The punishing father figure thus disposed of, there is no one left in Seymour’s life but Audrey and her double - and one of them has to go. Like a closet homosexual, Seymour agonizes over how to live a "normal" life free from his shameful secret. Showered by offers of TV tie-ins and lecture tours, Seymour plans to elope with Audrey and leave the plant to wither. Like a jealous mistress, however, the plant is not to be abandoned so easily, and lures trusting Audrey into its clutches with a masher phone call. Caressing her suggestively, the plant pleads for water, but once in reach, it wraps its python-like vines around her and drags her towards its gaping trap. "Aw, relax, doll, and it'll be easier," it leers, like a rapist cajoling his victim.

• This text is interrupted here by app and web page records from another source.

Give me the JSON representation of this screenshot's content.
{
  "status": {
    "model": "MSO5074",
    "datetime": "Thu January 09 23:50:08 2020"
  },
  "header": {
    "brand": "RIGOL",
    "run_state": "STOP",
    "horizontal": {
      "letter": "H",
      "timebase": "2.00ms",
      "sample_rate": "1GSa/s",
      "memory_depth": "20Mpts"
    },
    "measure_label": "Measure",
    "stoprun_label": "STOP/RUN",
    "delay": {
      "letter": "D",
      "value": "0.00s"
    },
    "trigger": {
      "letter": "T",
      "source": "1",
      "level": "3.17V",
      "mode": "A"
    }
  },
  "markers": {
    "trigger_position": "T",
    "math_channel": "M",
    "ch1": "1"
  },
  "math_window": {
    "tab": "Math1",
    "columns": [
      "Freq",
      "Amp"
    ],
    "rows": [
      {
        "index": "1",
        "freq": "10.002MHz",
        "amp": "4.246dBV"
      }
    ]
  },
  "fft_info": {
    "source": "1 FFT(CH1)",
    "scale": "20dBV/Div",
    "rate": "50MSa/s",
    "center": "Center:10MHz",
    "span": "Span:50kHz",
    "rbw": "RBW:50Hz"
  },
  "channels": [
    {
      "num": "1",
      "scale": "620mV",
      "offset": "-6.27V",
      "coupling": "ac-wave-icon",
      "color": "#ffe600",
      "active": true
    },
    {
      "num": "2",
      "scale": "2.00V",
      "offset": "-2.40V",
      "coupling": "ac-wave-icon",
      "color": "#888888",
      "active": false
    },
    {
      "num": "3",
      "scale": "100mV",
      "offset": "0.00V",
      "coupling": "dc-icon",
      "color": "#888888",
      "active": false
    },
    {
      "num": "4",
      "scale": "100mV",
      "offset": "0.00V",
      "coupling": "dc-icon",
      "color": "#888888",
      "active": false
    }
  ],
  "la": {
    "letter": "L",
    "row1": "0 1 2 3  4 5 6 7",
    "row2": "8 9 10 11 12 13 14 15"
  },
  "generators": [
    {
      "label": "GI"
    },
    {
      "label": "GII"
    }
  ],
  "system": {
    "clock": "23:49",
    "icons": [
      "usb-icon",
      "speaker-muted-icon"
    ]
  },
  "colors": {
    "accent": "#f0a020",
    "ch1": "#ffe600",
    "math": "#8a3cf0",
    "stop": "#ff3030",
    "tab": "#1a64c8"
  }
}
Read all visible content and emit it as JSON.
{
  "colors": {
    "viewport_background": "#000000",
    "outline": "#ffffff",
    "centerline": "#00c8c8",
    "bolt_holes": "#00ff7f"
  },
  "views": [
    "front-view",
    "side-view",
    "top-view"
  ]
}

In the released version, of course, Audrey is only shaken by the plant’s attack and lives to stand by her man. In the original ending, however, the fusion of Audrey and Audrey II is made explicit by the heroine’s dying request to be given to the plant. "If I’m in the plant, then I’m part of the plant, so in a way, we’ll always be together," she reasons. "You’ll wash my tender leaves," she sings, "You’ll smell my sweet perfume / You’ll water me and care for me / You’ll see me bud and bloom…" Seymour’s frustrated desires – his dirty little secrets – have taken over. The substitute has destroyed the original, completing the Mephistophelean bargain struck when Seymour offered the plant his blood and the name of his true love.
But Seymour must still confront his anima in the climactic rock number, "Mean Green Mother from Outer Space." By this point the plant is unabashedly malevolent, and unmistakably a monster female. (After eating Audrey, the plant’s mouth turns from purple to livid red, the color of passion, of blood, of fire.) The epithet "motherfucker" is shortened to just "mother;" the plant humiliates the nerd by pulling down his trousers, and even tries to geld him: "I’m gonna bust your balls!" it rages. The plant gives birth to tiny clones of itself and swallows poor, redundant Seymour, playing out every man’s (supposedly) worst fear: re-absorption into the all-devouring female.